What is Bias? The point of view from which a text is presented. Perspective vs Point of View vs Bias vs Slant Positive / neutral connotationNegative connotation
Why Does Bias Matter? Every text has a bias! Determine the bias to determine the message. Believability Reliability Credibility How does the bias of a text influence your understanding of it?
Your World is Complex Back in my day… Researching was simple Books, encyclopedias, magazines Now… Instant access to millions of pieces of information Much more for you to sift through So many news outlets so you can find “versions” that fit your political perspective!
Every Text Has a Bias! Nothing can be completely neutral Every text is created by a real human being. Humans place their beliefs into their work.
Rhetorical Triangle Speaker/writer SubjectAudience Clear communication achieved.
Practice! Take an issue in history: The Presidency of George W. Bush This happened. From 2000 – 2008 he was the US President. He was president during the 9/11 attacks. During his tenure, the US invaded Iraq and Afghanistan.
Bias is Not Inherently BAD!! It is too simplistic to simply say about a text “that is biased” and then NOT pay attention to it. A strong reader will do the following:
Good readers….. 1)Put aside their bias. 2)Read for the text’s bias. Look for facts Look for opinions Look at word choice Look at ISN’T in the text (ummmm…weird?)

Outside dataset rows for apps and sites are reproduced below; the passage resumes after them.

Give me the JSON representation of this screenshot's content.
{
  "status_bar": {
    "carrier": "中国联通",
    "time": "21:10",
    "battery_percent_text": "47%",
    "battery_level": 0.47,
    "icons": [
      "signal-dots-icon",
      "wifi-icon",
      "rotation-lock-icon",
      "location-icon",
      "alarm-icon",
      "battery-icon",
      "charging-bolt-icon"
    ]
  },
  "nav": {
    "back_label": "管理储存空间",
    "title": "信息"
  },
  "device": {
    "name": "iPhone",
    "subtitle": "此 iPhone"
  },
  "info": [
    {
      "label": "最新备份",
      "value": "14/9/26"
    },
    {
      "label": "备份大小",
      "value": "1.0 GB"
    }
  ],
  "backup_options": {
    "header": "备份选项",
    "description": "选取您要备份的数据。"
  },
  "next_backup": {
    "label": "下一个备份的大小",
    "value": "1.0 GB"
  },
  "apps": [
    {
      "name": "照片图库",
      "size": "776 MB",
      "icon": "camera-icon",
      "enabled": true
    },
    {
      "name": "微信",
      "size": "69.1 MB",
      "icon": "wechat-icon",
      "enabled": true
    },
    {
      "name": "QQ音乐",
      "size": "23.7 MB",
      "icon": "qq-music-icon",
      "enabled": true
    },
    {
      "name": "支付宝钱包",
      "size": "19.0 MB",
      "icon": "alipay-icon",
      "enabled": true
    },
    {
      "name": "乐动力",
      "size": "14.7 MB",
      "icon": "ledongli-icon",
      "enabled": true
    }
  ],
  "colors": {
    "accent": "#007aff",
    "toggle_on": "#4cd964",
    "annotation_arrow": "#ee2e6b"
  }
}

Good readers… 3) Determine how the authors expressed his or her bias. 4) Propose WHY they used THAT bias on THAT piece for THAT purpose.

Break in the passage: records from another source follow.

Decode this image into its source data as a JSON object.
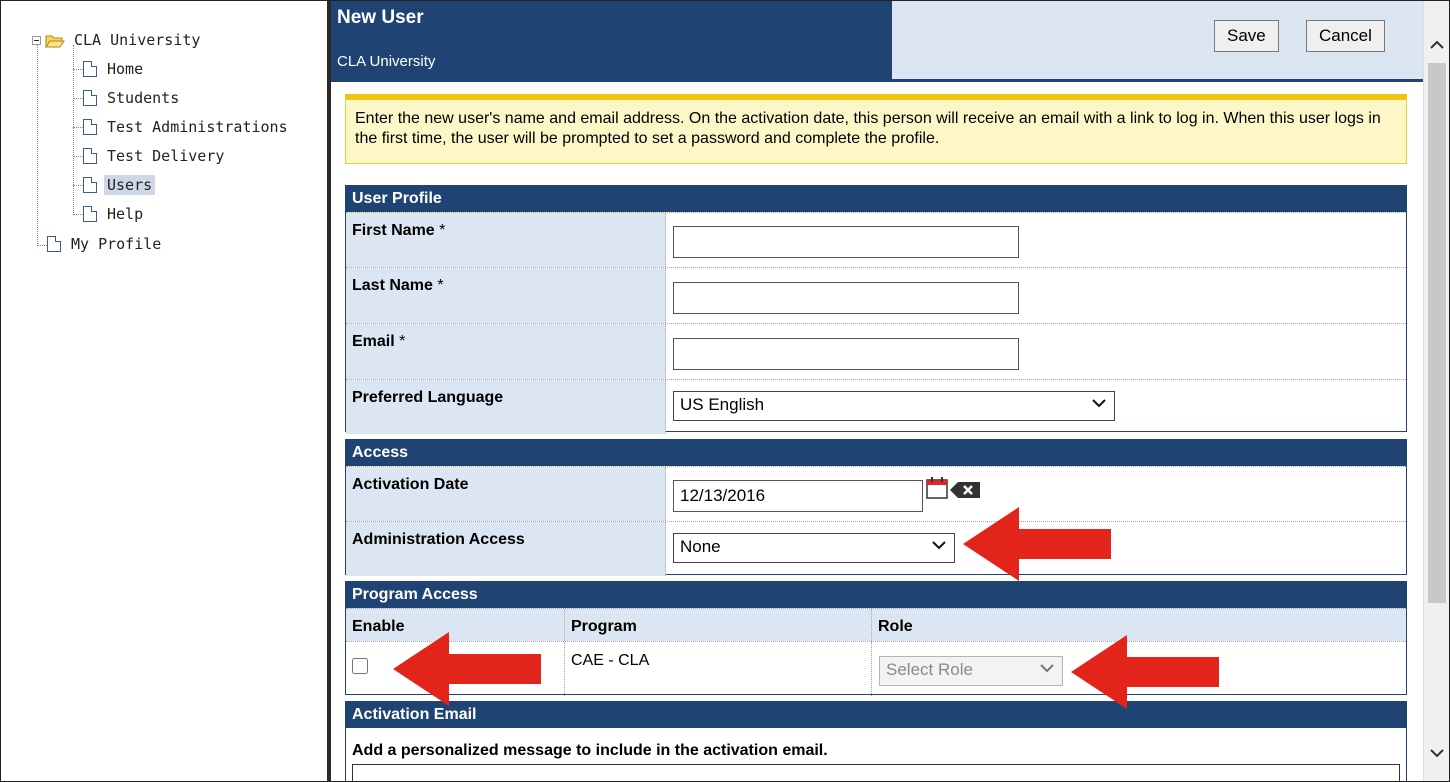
{
  "tree": {
    "root": "CLA University",
    "items": [
      "Home",
      "Students",
      "Test Administrations",
      "Test Delivery",
      "Users",
      "Help"
    ],
    "selected": "Users",
    "sibling": "My Profile"
  },
  "header": {
    "title": "New User",
    "subtitle": "CLA University",
    "save": "Save",
    "cancel": "Cancel"
  },
  "notice": "Enter the new user's name and email address. On the activation date, this person will receive an email with a link to log in. When this user logs in the first time, the user will be prompted to set a password and complete the profile.",
  "user_profile": {
    "heading": "User Profile",
    "first_name": "First Name",
    "last_name": "Last Name",
    "email": "Email",
    "required_mark": "*",
    "language_label": "Preferred Language",
    "language_value": "US English"
  },
  "access": {
    "heading": "Access",
    "activation_label": "Activation Date",
    "activation_value": "12/13/2016",
    "admin_label": "Administration Access",
    "admin_value": "None"
  },
  "program_access": {
    "heading": "Program Access",
    "columns": [
      "Enable",
      "Program",
      "Role"
    ],
    "rows": [
      {
        "enabled": false,
        "program": "CAE - CLA",
        "role": "Select Role"
      }
    ]
  },
  "activation_email": {
    "heading": "Activation Email",
    "prompt": "Add a personalized message to include in the activation email."
  },
  "colors": {
    "header": "#1f4473",
    "header_light": "#dce6f2",
    "notice_bg": "#fdf7c8",
    "arrow": "#e3241b"
  }
}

HOW? Listen to word choice Listen to “music” Look at “colors” Think about what you already know about people’s opinions on the issues!

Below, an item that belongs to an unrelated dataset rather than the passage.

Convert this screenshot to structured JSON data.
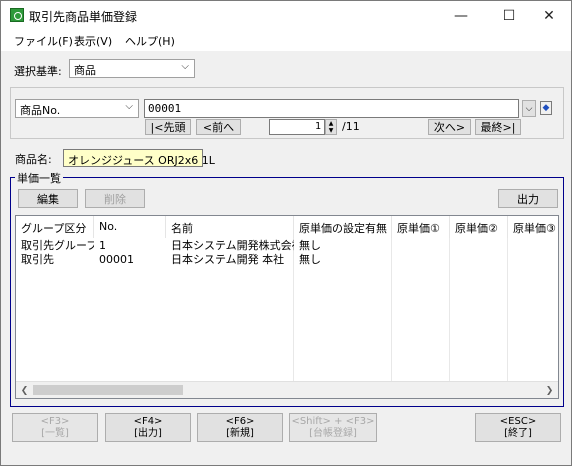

Detecting Bias Who is the author, and what is his or her background? What was the author’s intent in writing the piece? Did this influence his or her point of view? Who is the intended audience? How might this have biased the writing? How might the period in which the author was writing have shaped his or her view of the events or issues being discussed?
Are the writer’s statements based on solid factual evidence or speculation? Do other sources on the same topic support or challenge the view presented? Are sufficient facts presented to provide a firm basis for the argument? Which words or phrases in the article reflect the author’s bias? How to make this memorable…….
Remember….SOAPStone S – Subject ◦ What is the subject of this piece? O – Occasion ◦ Why / when was this piece written? A – Audience ◦ Who is the intended audience? ◦ Are YOU the intended audience? P – Purpose ◦ What was the intended purpose of this piece?
SOAPStone S – Speaker Who is telling the story? Tone – Tone! What is the author’s tone toward the subject?
Suggestions Find “least biased” sources. Find “news reporting” versus “news opinion” sources Read and think for selves. Primary sources vs secondary sources Sift through bias like we have mentioned before!
Suggestions Get your information from a MENU of sources. Beware of the “outliers” ONE scientist said this… ONE study said this… Check who is funding, writing, supporting the studies, texts, or speakers.